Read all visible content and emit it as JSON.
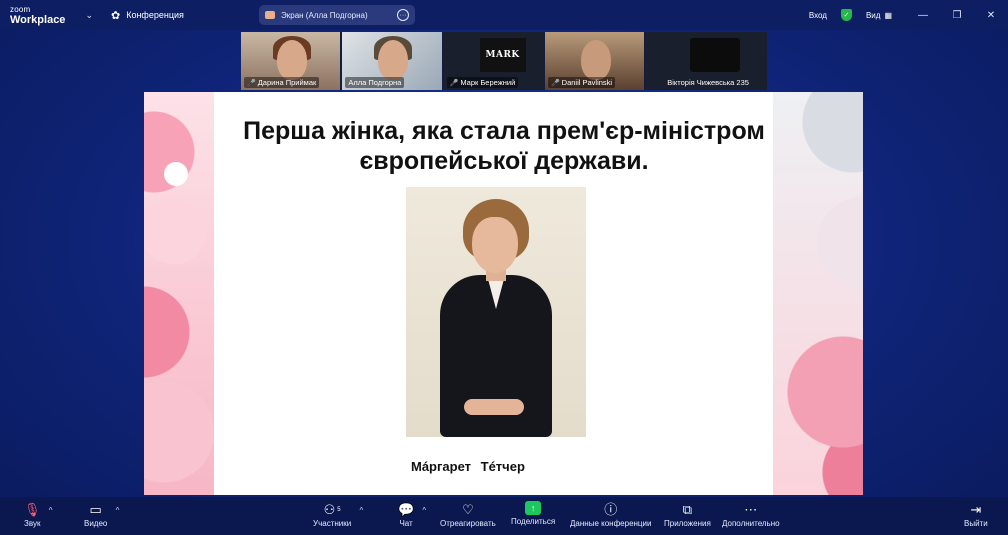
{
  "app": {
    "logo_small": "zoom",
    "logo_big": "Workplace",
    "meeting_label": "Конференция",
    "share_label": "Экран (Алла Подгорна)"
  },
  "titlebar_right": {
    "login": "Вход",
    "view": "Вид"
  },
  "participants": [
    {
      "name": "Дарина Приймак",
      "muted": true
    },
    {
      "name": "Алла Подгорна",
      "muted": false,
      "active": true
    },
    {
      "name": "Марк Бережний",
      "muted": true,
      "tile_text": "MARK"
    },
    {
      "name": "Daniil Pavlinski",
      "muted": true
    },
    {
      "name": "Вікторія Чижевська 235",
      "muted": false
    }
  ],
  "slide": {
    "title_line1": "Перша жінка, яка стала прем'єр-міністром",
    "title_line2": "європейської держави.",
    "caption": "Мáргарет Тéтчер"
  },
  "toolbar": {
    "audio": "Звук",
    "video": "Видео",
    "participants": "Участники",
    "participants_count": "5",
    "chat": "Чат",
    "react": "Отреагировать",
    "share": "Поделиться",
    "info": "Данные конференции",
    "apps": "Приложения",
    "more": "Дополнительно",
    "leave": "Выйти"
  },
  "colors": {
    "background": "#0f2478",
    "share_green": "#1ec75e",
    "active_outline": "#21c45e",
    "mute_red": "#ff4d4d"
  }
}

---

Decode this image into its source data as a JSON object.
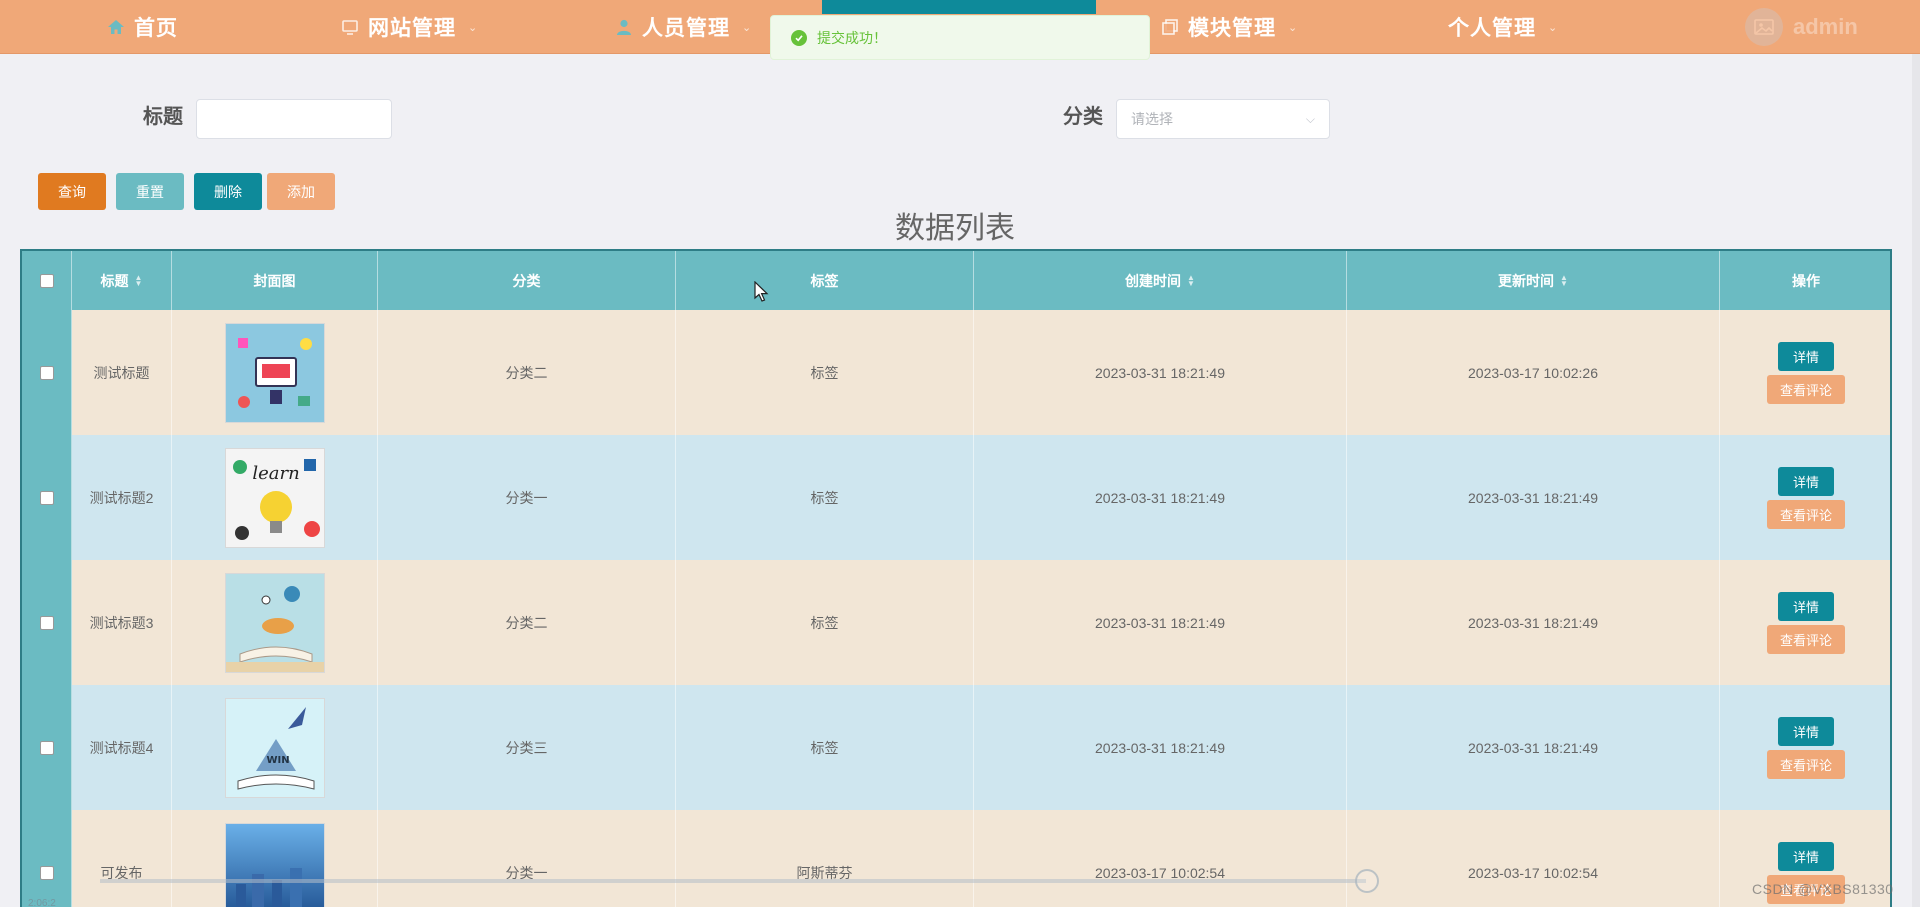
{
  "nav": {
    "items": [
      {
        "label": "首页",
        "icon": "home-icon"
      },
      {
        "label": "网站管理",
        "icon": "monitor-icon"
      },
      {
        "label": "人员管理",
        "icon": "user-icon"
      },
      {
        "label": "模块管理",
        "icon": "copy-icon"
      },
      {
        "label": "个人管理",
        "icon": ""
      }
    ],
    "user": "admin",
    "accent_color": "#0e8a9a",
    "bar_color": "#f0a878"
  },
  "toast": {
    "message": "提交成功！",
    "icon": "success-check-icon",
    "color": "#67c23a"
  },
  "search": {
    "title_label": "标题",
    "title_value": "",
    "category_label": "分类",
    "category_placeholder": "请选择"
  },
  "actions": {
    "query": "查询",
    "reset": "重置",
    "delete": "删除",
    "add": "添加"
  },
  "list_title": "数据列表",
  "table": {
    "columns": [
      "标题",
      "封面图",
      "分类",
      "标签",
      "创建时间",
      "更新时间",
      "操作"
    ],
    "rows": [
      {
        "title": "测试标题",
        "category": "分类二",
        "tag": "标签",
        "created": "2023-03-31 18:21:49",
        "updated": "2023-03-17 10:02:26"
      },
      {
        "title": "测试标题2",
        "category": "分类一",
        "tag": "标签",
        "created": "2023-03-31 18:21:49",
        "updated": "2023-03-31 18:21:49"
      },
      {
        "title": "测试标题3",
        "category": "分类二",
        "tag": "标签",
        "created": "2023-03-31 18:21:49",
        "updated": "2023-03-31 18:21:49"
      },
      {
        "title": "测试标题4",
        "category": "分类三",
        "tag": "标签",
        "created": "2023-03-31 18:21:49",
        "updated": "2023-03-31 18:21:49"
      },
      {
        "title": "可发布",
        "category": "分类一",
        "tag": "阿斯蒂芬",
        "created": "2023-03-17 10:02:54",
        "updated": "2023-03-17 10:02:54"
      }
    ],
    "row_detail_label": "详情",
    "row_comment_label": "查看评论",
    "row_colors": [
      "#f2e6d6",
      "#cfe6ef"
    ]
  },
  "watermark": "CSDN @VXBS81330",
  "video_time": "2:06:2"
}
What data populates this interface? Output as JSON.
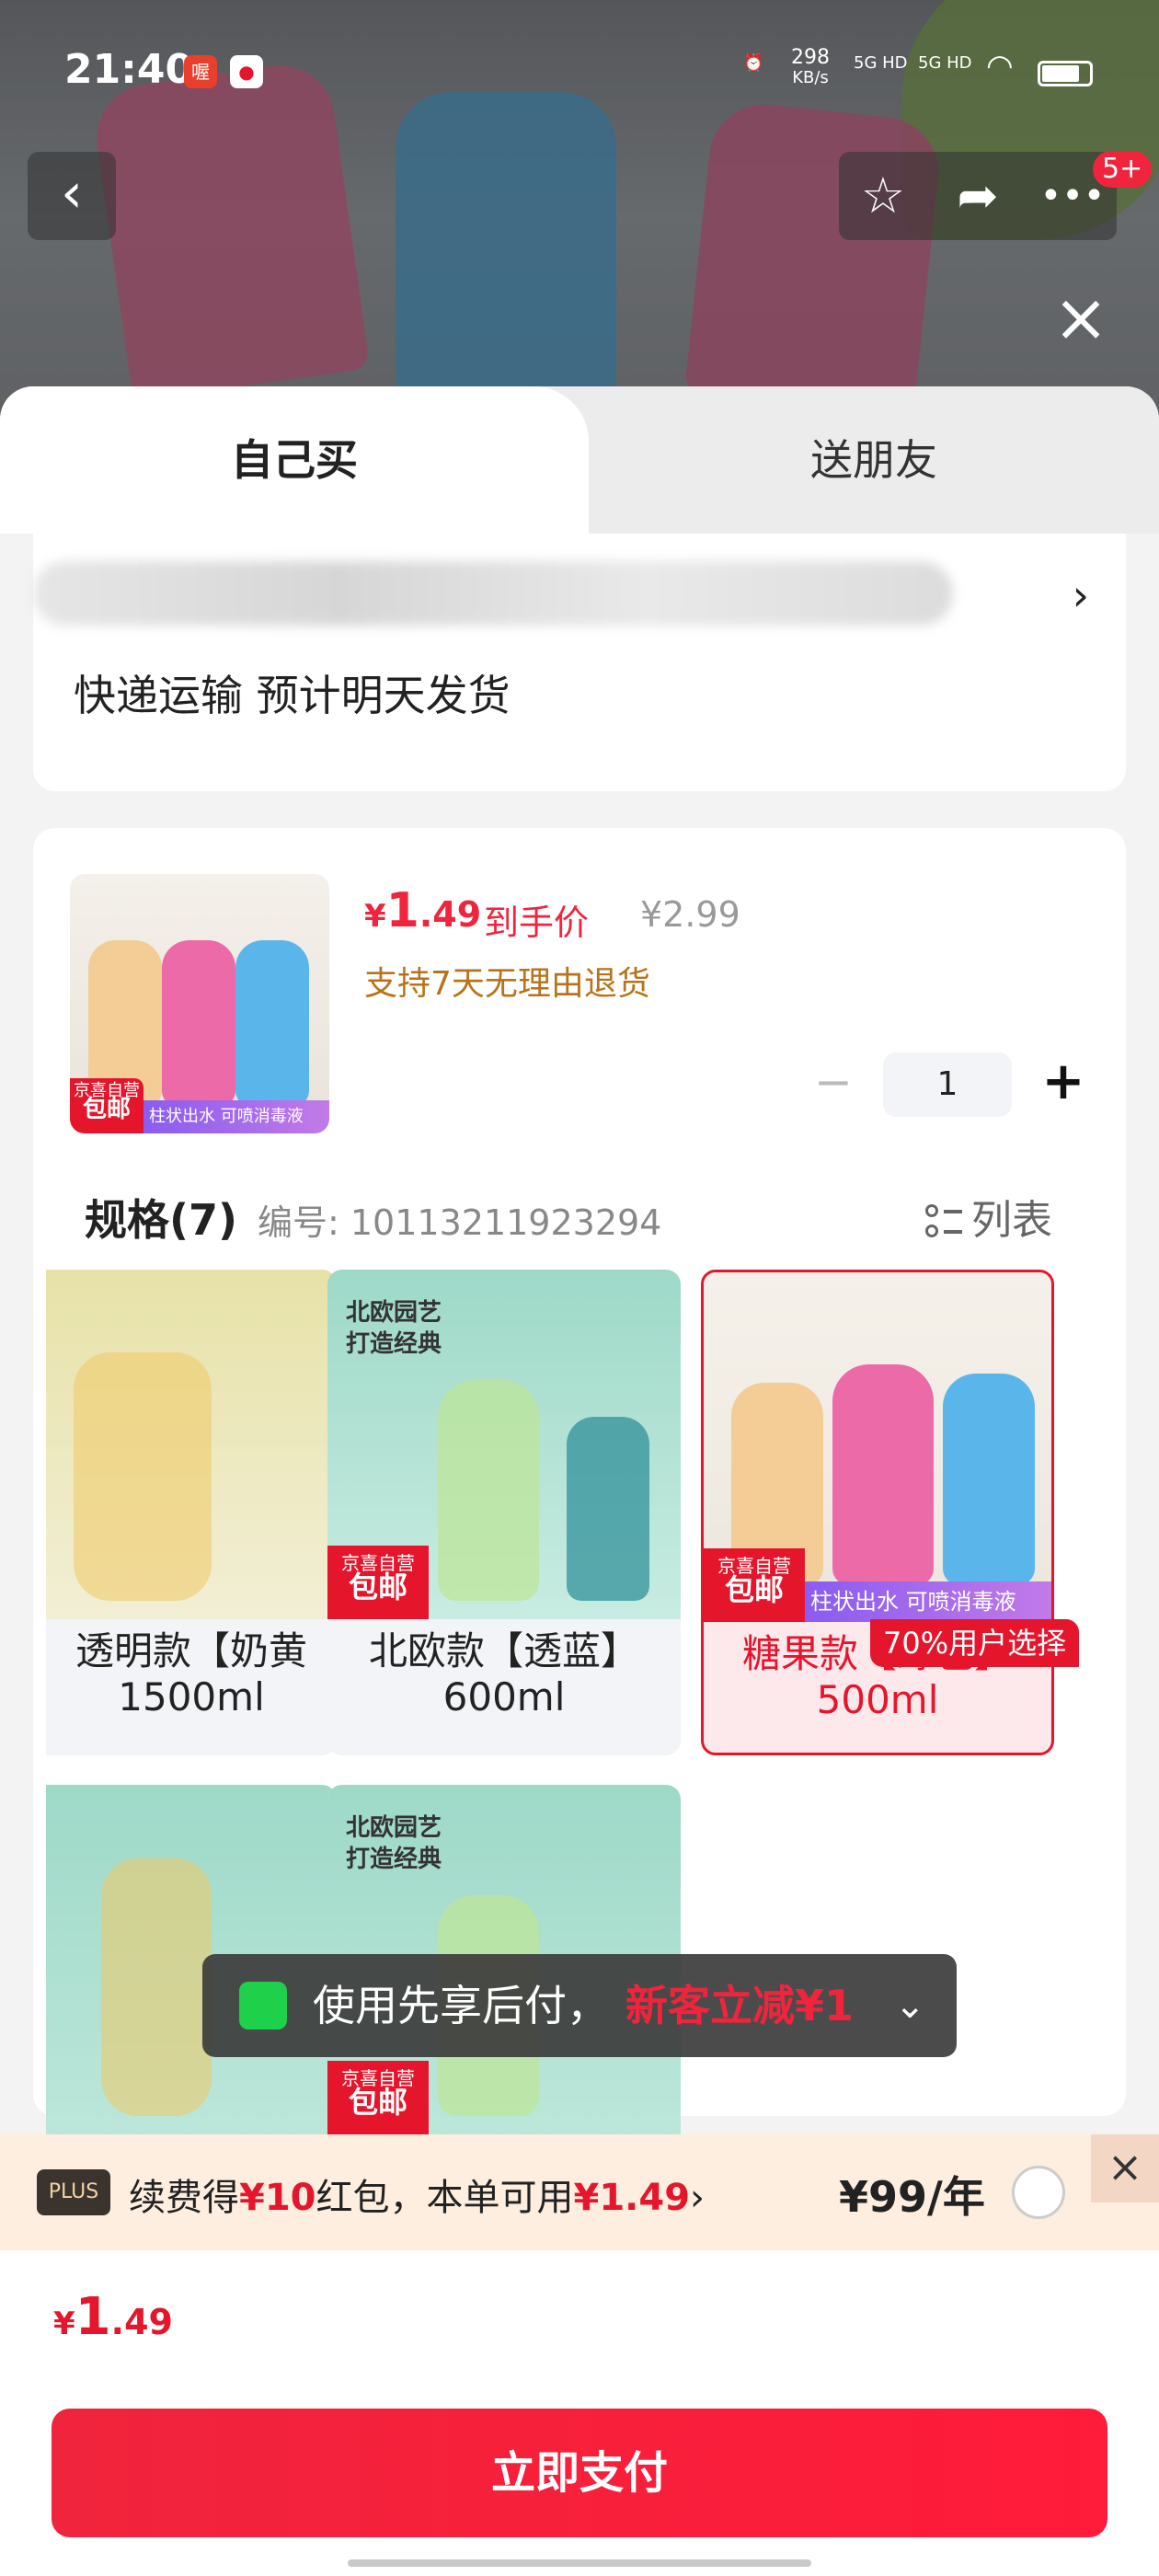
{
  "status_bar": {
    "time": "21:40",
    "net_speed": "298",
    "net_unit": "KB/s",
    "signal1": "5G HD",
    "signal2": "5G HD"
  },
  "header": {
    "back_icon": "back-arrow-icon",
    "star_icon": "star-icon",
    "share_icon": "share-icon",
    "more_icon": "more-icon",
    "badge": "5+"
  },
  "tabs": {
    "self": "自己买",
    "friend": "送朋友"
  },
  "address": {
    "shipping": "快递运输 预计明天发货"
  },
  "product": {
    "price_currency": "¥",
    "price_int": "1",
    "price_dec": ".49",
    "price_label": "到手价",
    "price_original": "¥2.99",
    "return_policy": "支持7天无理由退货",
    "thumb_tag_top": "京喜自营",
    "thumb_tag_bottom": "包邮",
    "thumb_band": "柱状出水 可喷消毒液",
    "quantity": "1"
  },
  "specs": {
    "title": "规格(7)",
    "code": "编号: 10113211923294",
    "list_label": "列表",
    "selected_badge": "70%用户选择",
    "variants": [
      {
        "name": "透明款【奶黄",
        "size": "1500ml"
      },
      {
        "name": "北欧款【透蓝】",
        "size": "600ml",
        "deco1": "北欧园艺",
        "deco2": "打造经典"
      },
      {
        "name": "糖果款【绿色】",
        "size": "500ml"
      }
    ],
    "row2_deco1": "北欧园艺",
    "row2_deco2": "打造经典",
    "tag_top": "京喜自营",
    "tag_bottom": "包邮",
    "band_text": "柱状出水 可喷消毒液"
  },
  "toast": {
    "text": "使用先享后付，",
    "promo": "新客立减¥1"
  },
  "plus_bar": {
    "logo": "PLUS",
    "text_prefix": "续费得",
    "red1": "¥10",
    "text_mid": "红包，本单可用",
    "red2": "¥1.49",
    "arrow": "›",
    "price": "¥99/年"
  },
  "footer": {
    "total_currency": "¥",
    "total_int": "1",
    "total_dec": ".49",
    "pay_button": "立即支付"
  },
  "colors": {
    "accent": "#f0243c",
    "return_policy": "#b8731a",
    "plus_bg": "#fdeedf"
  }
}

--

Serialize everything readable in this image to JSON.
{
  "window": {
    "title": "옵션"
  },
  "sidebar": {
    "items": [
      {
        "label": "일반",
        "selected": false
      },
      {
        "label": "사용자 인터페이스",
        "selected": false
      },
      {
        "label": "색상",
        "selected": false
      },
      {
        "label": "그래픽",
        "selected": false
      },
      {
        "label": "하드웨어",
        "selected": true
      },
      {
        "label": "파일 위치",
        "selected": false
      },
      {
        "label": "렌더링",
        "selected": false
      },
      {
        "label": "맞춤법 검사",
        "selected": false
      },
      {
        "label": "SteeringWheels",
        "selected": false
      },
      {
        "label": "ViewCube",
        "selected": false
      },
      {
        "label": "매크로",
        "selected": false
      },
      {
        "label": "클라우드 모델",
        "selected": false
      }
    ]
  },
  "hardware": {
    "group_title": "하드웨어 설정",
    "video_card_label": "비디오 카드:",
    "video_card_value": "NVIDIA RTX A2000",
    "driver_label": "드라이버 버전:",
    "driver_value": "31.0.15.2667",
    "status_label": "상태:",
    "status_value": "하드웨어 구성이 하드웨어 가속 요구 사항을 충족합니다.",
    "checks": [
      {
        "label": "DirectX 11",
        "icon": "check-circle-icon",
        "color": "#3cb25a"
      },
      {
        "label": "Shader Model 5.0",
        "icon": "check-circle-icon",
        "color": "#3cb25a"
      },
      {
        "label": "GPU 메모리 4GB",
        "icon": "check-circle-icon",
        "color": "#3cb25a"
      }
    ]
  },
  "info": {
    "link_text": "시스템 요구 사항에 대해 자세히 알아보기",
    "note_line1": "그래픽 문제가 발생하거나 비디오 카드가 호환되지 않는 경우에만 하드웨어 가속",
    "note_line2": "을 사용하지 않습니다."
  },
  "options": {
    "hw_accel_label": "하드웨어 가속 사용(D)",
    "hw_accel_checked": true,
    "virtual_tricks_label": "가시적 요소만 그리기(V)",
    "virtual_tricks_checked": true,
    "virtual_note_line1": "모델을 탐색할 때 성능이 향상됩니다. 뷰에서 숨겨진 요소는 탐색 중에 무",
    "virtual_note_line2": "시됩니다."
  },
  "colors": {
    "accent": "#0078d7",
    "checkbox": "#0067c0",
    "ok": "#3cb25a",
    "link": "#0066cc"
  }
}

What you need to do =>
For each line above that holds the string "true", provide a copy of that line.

Answer below =>
      "muted": true
      "active": true
      "muted": true,
      "muted": true
        "selected": true
    "hw_accel_checked": true,
    "virtual_tricks_checked": true,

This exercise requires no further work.